Dataset rows for apps and sites:

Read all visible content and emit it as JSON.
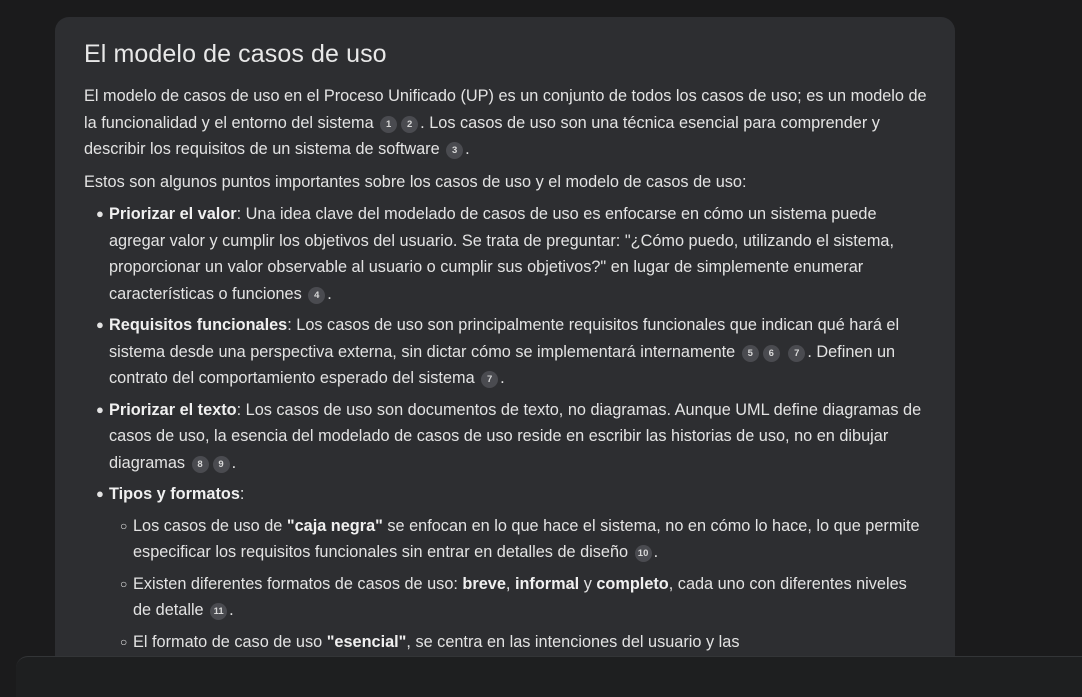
{
  "heading": "El modelo de casos de uso",
  "para1": {
    "t1": "El modelo de casos de uso en el Proceso Unificado (UP) es un conjunto de todos los casos de uso; es un modelo de la funcionalidad y el entorno del sistema",
    "c1": "1",
    "c2": "2",
    "t2": ". Los casos de uso son una técnica esencial para comprender y describir los requisitos de un sistema de software",
    "c3": "3",
    "t3": "."
  },
  "para2": "Estos son algunos puntos importantes sobre los casos de uso y el modelo de casos de uso:",
  "bullet_char": "●",
  "sub_bullet_char": "○",
  "items": [
    {
      "bold": "Priorizar el valor",
      "text": ": Una idea clave del modelado de casos de uso es enfocarse en cómo un sistema puede agregar valor y cumplir los objetivos del usuario. Se trata de preguntar: \"¿Cómo puedo, utilizando el sistema, proporcionar un valor observable al usuario o cumplir sus objetivos?\" en lugar de simplemente enumerar características o funciones",
      "c1": "4",
      "end": "."
    },
    {
      "bold": "Requisitos funcionales",
      "text": ": Los casos de uso son principalmente requisitos funcionales que indican qué hará el sistema desde una perspectiva externa, sin dictar cómo se implementará internamente",
      "c1": "5",
      "c2": "6",
      "c3": "7",
      "text2": ". Definen un contrato del comportamiento esperado del sistema",
      "c4": "7",
      "end": "."
    },
    {
      "bold": "Priorizar el texto",
      "text": ": Los casos de uso son documentos de texto, no diagramas. Aunque UML define diagramas de casos de uso, la esencia del modelado de casos de uso reside en escribir las historias de uso, no en dibujar diagramas",
      "c1": "8",
      "c2": "9",
      "end": "."
    },
    {
      "bold": "Tipos y formatos",
      "text": ":"
    }
  ],
  "subitems": [
    {
      "t1": "Los casos de uso de ",
      "b1": "\"caja negra\"",
      "t2": " se enfocan en lo que hace el sistema, no en cómo lo hace, lo que permite especificar los requisitos funcionales sin entrar en detalles de diseño",
      "c1": "10",
      "end": "."
    },
    {
      "t1": "Existen diferentes formatos de casos de uso: ",
      "b1": "breve",
      "s1": ", ",
      "b2": "informal",
      "s2": " y ",
      "b3": "completo",
      "t2": ", cada uno con diferentes niveles de detalle",
      "c1": "11",
      "end": "."
    },
    {
      "t1": "El formato de caso de uso ",
      "b1": "\"esencial\"",
      "t2": ", se centra en las intenciones del usuario y las"
    }
  ]
}
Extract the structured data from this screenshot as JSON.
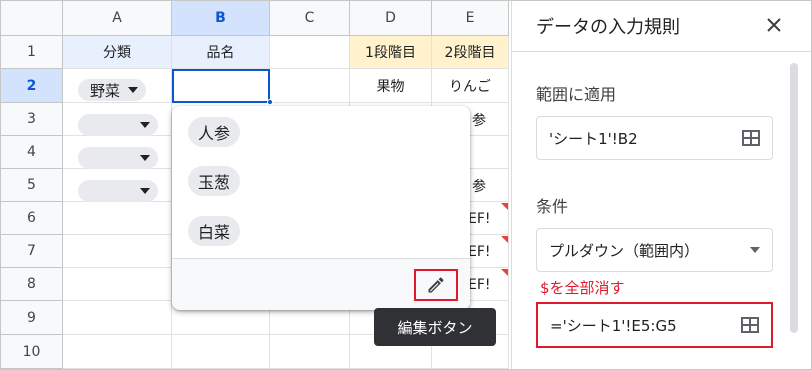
{
  "columns": [
    "A",
    "B",
    "C",
    "D",
    "E"
  ],
  "rows": [
    "1",
    "2",
    "3",
    "4",
    "5",
    "6",
    "7",
    "8",
    "9",
    "10"
  ],
  "cells": {
    "a1": "分類",
    "b1": "品名",
    "d1": "1段階目",
    "e1": "2段階目",
    "a2_chip": "野菜",
    "d2": "果物",
    "e2": "りんご",
    "e3": "参",
    "e5": "参",
    "e6": "EF!",
    "e7": "EF!",
    "e8": "EF!"
  },
  "dropdown": {
    "options": [
      "人参",
      "玉葱",
      "白菜"
    ],
    "edit_icon": "pencil-icon",
    "tooltip": "編集ボタン"
  },
  "panel": {
    "title": "データの入力規則",
    "close_icon": "close-icon",
    "range_label": "範囲に適用",
    "range_value": "'シート1'!B2",
    "condition_label": "条件",
    "condition_value": "プルダウン（範囲内）",
    "clear_dollar": "$を全部消す",
    "source_value": "='シート1'!E5:G5",
    "grid_icon": "grid-select-icon"
  },
  "colors": {
    "header_fill_blue": "#e8f0fe",
    "header_fill_yellow": "#fff2cc",
    "selection": "#0b57d0",
    "annotation_red": "#e0192d"
  }
}
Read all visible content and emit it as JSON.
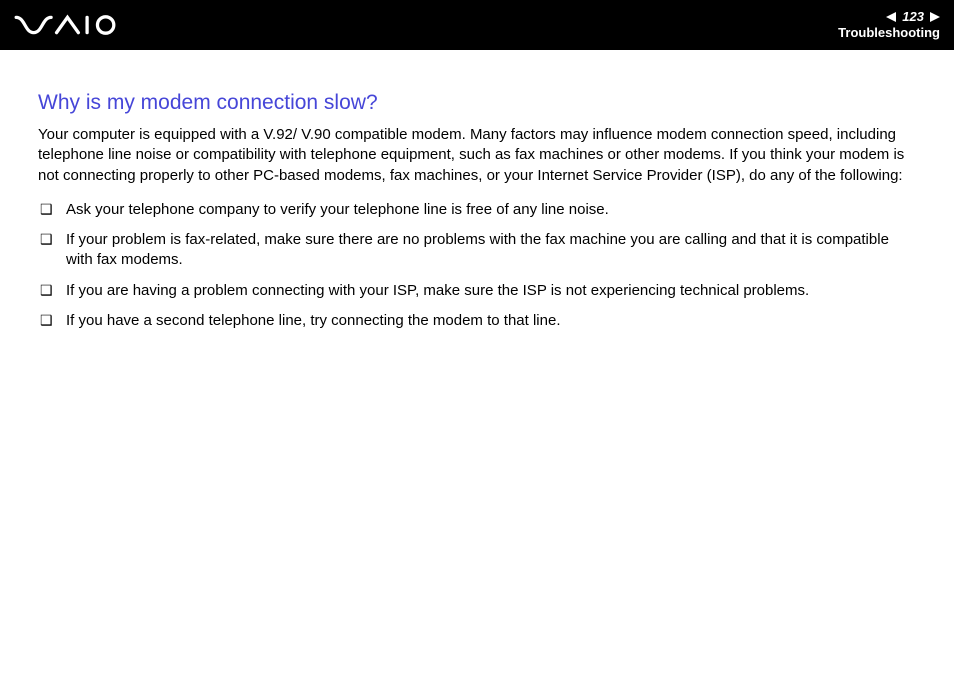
{
  "header": {
    "page_number": "123",
    "section": "Troubleshooting"
  },
  "content": {
    "title": "Why is my modem connection slow?",
    "intro": "Your computer is equipped with a V.92/ V.90 compatible modem. Many factors may influence modem connection speed, including telephone line noise or compatibility with telephone equipment, such as fax machines or other modems. If you think your modem is not connecting properly to other PC-based modems, fax machines, or your Internet Service Provider (ISP), do any of the following:",
    "bullets": [
      "Ask your telephone company to verify your telephone line is free of any line noise.",
      "If your problem is fax-related, make sure there are no problems with the fax machine you are calling and that it is compatible with fax modems.",
      "If you are having a problem connecting with your ISP, make sure the ISP is not experiencing technical problems.",
      "If you have a second telephone line, try connecting the modem to that line."
    ]
  }
}
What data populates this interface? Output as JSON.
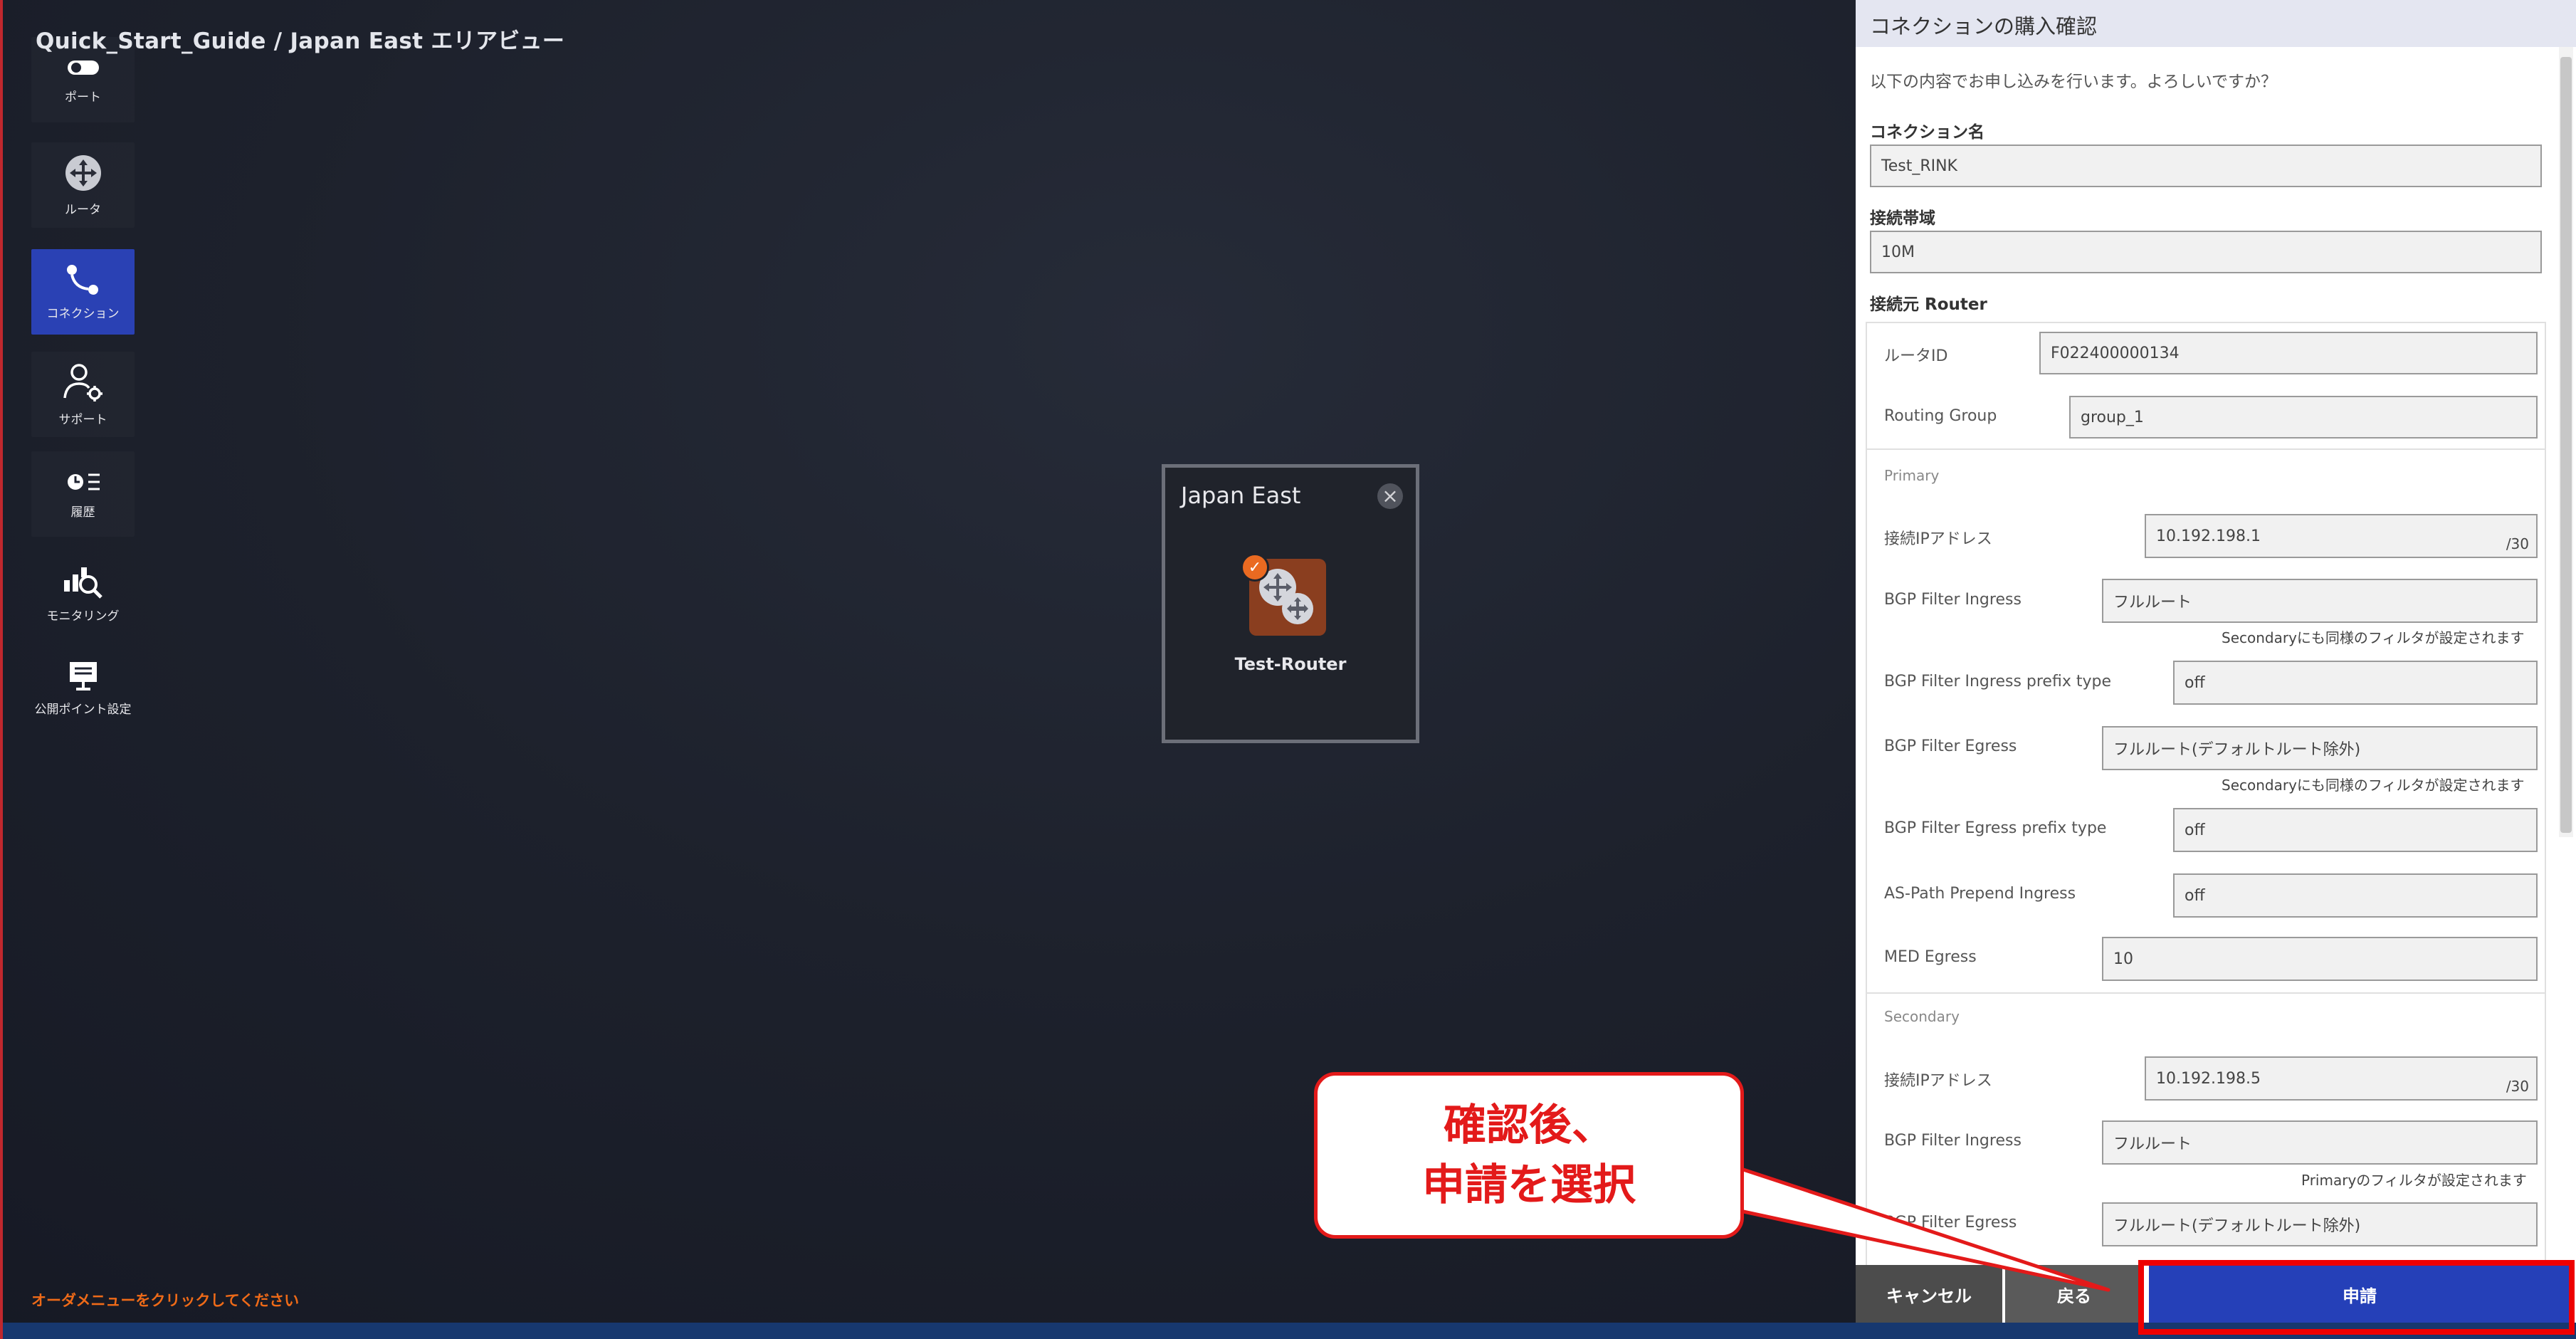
{
  "breadcrumb": "Quick_Start_Guide / Japan East エリアビュー",
  "sidebar": {
    "items": [
      {
        "label": "ポート",
        "icon": "port-icon",
        "active": false
      },
      {
        "label": "ルータ",
        "icon": "router-icon",
        "active": false
      },
      {
        "label": "コネクション",
        "icon": "connection-icon",
        "active": true
      },
      {
        "label": "サポート",
        "icon": "support-icon",
        "active": false
      },
      {
        "label": "履歴",
        "icon": "history-icon",
        "active": false
      },
      {
        "label": "モニタリング",
        "icon": "monitoring-icon",
        "active": false
      },
      {
        "label": "公開ポイント設定",
        "icon": "public-point-icon",
        "active": false
      }
    ]
  },
  "order_hint": "オーダメニューをクリックしてください",
  "area": {
    "title": "Japan East",
    "close_icon": "close-icon",
    "router": {
      "label": "Test-Router",
      "icon": "router-icon",
      "badge": "check-icon"
    }
  },
  "panel": {
    "title": "コネクションの購入確認",
    "question": "以下の内容でお申し込みを行います。よろしいですか？",
    "connection_name": {
      "label": "コネクション名",
      "value": "Test_RINK"
    },
    "bandwidth": {
      "label": "接続帯域",
      "value": "10M"
    },
    "source_router": {
      "label": "接続元 Router",
      "router_id": {
        "label": "ルータID",
        "value": "F022400000134"
      },
      "routing_group": {
        "label": "Routing Group",
        "value": "group_1"
      }
    },
    "primary": {
      "caption": "Primary",
      "ip": {
        "label": "接続IPアドレス",
        "value": "10.192.198.1",
        "suffix": "/30"
      },
      "filter_ingress": {
        "label": "BGP Filter Ingress",
        "value": "フルルート",
        "note": "Secondaryにも同様のフィルタが設定されます"
      },
      "filter_ingress_prefix": {
        "label": "BGP Filter Ingress prefix type",
        "value": "off"
      },
      "filter_egress": {
        "label": "BGP Filter Egress",
        "value": "フルルート(デフォルトルート除外)",
        "note": "Secondaryにも同様のフィルタが設定されます"
      },
      "filter_egress_prefix": {
        "label": "BGP Filter Egress prefix type",
        "value": "off"
      },
      "as_path": {
        "label": "AS-Path Prepend Ingress",
        "value": "off"
      },
      "med": {
        "label": "MED Egress",
        "value": "10"
      }
    },
    "secondary": {
      "caption": "Secondary",
      "ip": {
        "label": "接続IPアドレス",
        "value": "10.192.198.5",
        "suffix": "/30"
      },
      "filter_ingress": {
        "label": "BGP Filter Ingress",
        "value": "フルルート",
        "note": "Primaryのフィルタが設定されます"
      },
      "filter_egress": {
        "label": "BGP Filter Egress",
        "value": "フルルート(デフォルトルート除外)"
      }
    },
    "buttons": {
      "cancel": "キャンセル",
      "back": "戻る",
      "submit": "申請"
    }
  },
  "callout": {
    "line1": "確認後、",
    "line2": "申請を選択"
  },
  "colors": {
    "accent": "#2a41b4",
    "submit": "#2540b8",
    "annotation": "#e31a1a",
    "hint": "#ee6a18",
    "router": "#8a3e1f"
  }
}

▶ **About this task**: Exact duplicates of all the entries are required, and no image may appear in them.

▶ **Result for this task**:
Read all visible content and emit it as JSON.
{
  "heading": "El modelo de casos de uso",
  "para1": {
    "t1": "El modelo de casos de uso en el Proceso Unificado (UP) es un conjunto de todos los casos de uso; es un modelo de la funcionalidad y el entorno del sistema",
    "c1": "1",
    "c2": "2",
    "t2": ". Los casos de uso son una técnica esencial para comprender y describir los requisitos de un sistema de software",
    "c3": "3",
    "t3": "."
  },
  "para2": "Estos son algunos puntos importantes sobre los casos de uso y el modelo de casos de uso:",
  "bullet_char": "●",
  "sub_bullet_char": "○",
  "items": [
    {
      "bold": "Priorizar el valor",
      "text": ": Una idea clave del modelado de casos de uso es enfocarse en cómo un sistema puede agregar valor y cumplir los objetivos del usuario. Se trata de preguntar: \"¿Cómo puedo, utilizando el sistema, proporcionar un valor observable al usuario o cumplir sus objetivos?\" en lugar de simplemente enumerar características o funciones",
      "c1": "4",
      "end": "."
    },
    {
      "bold": "Requisitos funcionales",
      "text": ": Los casos de uso son principalmente requisitos funcionales que indican qué hará el sistema desde una perspectiva externa, sin dictar cómo se implementará internamente",
      "c1": "5",
      "c2": "6",
      "c3": "7",
      "text2": ". Definen un contrato del comportamiento esperado del sistema",
      "c4": "7",
      "end": "."
    },
    {
      "bold": "Priorizar el texto",
      "text": ": Los casos de uso son documentos de texto, no diagramas. Aunque UML define diagramas de casos de uso, la esencia del modelado de casos de uso reside en escribir las historias de uso, no en dibujar diagramas",
      "c1": "8",
      "c2": "9",
      "end": "."
    },
    {
      "bold": "Tipos y formatos",
      "text": ":"
    }
  ],
  "subitems": [
    {
      "t1": "Los casos de uso de ",
      "b1": "\"caja negra\"",
      "t2": " se enfocan en lo que hace el sistema, no en cómo lo hace, lo que permite especificar los requisitos funcionales sin entrar en detalles de diseño",
      "c1": "10",
      "end": "."
    },
    {
      "t1": "Existen diferentes formatos de casos de uso: ",
      "b1": "breve",
      "s1": ", ",
      "b2": "informal",
      "s2": " y ",
      "b3": "completo",
      "t2": ", cada uno con diferentes niveles de detalle",
      "c1": "11",
      "end": "."
    },
    {
      "t1": "El formato de caso de uso ",
      "b1": "\"esencial\"",
      "t2": ", se centra en las intenciones del usuario y las"
    }
  ]
}
Extract the structured data from this screenshot as JSON.
{
  "columns": [
    "A",
    "B",
    "C",
    "D",
    "E"
  ],
  "rows": [
    "1",
    "2",
    "3",
    "4",
    "5",
    "6",
    "7",
    "8",
    "9",
    "10"
  ],
  "cells": {
    "a1": "分類",
    "b1": "品名",
    "d1": "1段階目",
    "e1": "2段階目",
    "a2_chip": "野菜",
    "d2": "果物",
    "e2": "りんご",
    "e3": "参",
    "e5": "参",
    "e6": "EF!",
    "e7": "EF!",
    "e8": "EF!"
  },
  "dropdown": {
    "options": [
      "人参",
      "玉葱",
      "白菜"
    ],
    "edit_icon": "pencil-icon",
    "tooltip": "編集ボタン"
  },
  "panel": {
    "title": "データの入力規則",
    "close_icon": "close-icon",
    "range_label": "範囲に適用",
    "range_value": "'シート1'!B2",
    "condition_label": "条件",
    "condition_value": "プルダウン（範囲内）",
    "clear_dollar": "$を全部消す",
    "source_value": "='シート1'!E5:G5",
    "grid_icon": "grid-select-icon"
  },
  "colors": {
    "header_fill_blue": "#e8f0fe",
    "header_fill_yellow": "#fff2cc",
    "selection": "#0b57d0",
    "annotation_red": "#e0192d"
  }
}
Read all visible content and emit it as JSON.
{
  "header": {
    "page_number": "123",
    "section": "Troubleshooting"
  },
  "content": {
    "title": "Why is my modem connection slow?",
    "intro": "Your computer is equipped with a V.92/ V.90 compatible modem. Many factors may influence modem connection speed, including telephone line noise or compatibility with telephone equipment, such as fax machines or other modems. If you think your modem is not connecting properly to other PC-based modems, fax machines, or your Internet Service Provider (ISP), do any of the following:",
    "bullets": [
      "Ask your telephone company to verify your telephone line is free of any line noise.",
      "If your problem is fax-related, make sure there are no problems with the fax machine you are calling and that it is compatible with fax modems.",
      "If you are having a problem connecting with your ISP, make sure the ISP is not experiencing technical problems.",
      "If you have a second telephone line, try connecting the modem to that line."
    ]
  }
}
What data populates this interface? Output as JSON.
{
  "breadcrumb": "Quick_Start_Guide / Japan East エリアビュー",
  "sidebar": {
    "items": [
      {
        "label": "ポート",
        "icon": "port-icon",
        "active": false
      },
      {
        "label": "ルータ",
        "icon": "router-icon",
        "active": false
      },
      {
        "label": "コネクション",
        "icon": "connection-icon",
        "active": true
      },
      {
        "label": "サポート",
        "icon": "support-icon",
        "active": false
      },
      {
        "label": "履歴",
        "icon": "history-icon",
        "active": false
      },
      {
        "label": "モニタリング",
        "icon": "monitoring-icon",
        "active": false
      },
      {
        "label": "公開ポイント設定",
        "icon": "public-point-icon",
        "active": false
      }
    ]
  },
  "order_hint": "オーダメニューをクリックしてください",
  "area": {
    "title": "Japan East",
    "close_icon": "close-icon",
    "router": {
      "label": "Test-Router",
      "icon": "router-icon",
      "badge": "check-icon"
    }
  },
  "panel": {
    "title": "コネクションの購入確認",
    "question": "以下の内容でお申し込みを行います。よろしいですか？",
    "connection_name": {
      "label": "コネクション名",
      "value": "Test_RINK"
    },
    "bandwidth": {
      "label": "接続帯域",
      "value": "10M"
    },
    "source_router": {
      "label": "接続元 Router",
      "router_id": {
        "label": "ルータID",
        "value": "F022400000134"
      },
      "routing_group": {
        "label": "Routing Group",
        "value": "group_1"
      }
    },
    "primary": {
      "caption": "Primary",
      "ip": {
        "label": "接続IPアドレス",
        "value": "10.192.198.1",
        "suffix": "/30"
      },
      "filter_ingress": {
        "label": "BGP Filter Ingress",
        "value": "フルルート",
        "note": "Secondaryにも同様のフィルタが設定されます"
      },
      "filter_ingress_prefix": {
        "label": "BGP Filter Ingress prefix type",
        "value": "off"
      },
      "filter_egress": {
        "label": "BGP Filter Egress",
        "value": "フルルート(デフォルトルート除外)",
        "note": "Secondaryにも同様のフィルタが設定されます"
      },
      "filter_egress_prefix": {
        "label": "BGP Filter Egress prefix type",
        "value": "off"
      },
      "as_path": {
        "label": "AS-Path Prepend Ingress",
        "value": "off"
      },
      "med": {
        "label": "MED Egress",
        "value": "10"
      }
    },
    "secondary": {
      "caption": "Secondary",
      "ip": {
        "label": "接続IPアドレス",
        "value": "10.192.198.5",
        "suffix": "/30"
      },
      "filter_ingress": {
        "label": "BGP Filter Ingress",
        "value": "フルルート",
        "note": "Primaryのフィルタが設定されます"
      },
      "filter_egress": {
        "label": "BGP Filter Egress",
        "value": "フルルート(デフォルトルート除外)"
      }
    },
    "buttons": {
      "cancel": "キャンセル",
      "back": "戻る",
      "submit": "申請"
    }
  },
  "callout": {
    "line1": "確認後、",
    "line2": "申請を選択"
  },
  "colors": {
    "accent": "#2a41b4",
    "submit": "#2540b8",
    "annotation": "#e31a1a",
    "hint": "#ee6a18",
    "router": "#8a3e1f"
  }
}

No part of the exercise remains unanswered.